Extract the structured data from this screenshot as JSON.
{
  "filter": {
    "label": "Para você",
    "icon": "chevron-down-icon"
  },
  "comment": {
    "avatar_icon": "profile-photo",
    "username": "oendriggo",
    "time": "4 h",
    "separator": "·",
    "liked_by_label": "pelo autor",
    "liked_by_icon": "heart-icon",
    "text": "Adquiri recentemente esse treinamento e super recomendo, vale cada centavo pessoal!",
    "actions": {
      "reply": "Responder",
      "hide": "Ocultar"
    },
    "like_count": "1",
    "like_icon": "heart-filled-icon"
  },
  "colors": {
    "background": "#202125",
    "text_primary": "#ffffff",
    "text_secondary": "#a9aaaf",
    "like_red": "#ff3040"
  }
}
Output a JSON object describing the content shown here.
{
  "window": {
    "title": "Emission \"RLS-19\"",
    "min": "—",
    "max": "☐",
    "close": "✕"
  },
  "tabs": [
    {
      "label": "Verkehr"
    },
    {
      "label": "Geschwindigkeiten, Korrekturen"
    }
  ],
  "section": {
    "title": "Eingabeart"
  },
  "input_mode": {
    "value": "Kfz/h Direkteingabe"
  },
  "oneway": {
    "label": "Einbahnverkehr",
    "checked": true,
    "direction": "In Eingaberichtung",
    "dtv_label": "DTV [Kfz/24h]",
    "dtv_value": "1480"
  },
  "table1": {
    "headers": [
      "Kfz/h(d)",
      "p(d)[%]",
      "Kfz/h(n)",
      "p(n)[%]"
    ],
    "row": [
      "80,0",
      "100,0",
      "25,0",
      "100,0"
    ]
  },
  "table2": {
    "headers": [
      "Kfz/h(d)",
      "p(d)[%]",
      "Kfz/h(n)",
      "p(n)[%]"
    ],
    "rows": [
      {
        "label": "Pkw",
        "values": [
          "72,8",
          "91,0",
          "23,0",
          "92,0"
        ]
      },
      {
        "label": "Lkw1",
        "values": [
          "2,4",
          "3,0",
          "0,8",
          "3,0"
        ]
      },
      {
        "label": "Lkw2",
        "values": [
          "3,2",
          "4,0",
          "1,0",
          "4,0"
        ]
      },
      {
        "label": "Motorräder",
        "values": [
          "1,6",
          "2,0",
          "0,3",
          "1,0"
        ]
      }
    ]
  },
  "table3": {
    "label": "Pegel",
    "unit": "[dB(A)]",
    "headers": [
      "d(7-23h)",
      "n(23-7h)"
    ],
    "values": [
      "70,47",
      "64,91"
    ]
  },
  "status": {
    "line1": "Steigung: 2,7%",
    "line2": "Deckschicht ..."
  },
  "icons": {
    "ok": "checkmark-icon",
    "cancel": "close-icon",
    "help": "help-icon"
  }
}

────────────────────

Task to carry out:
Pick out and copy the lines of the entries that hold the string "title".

Answer for this exercise:
    "title": "Emission \"RLS-19\"",
    "title": "Eingabeart"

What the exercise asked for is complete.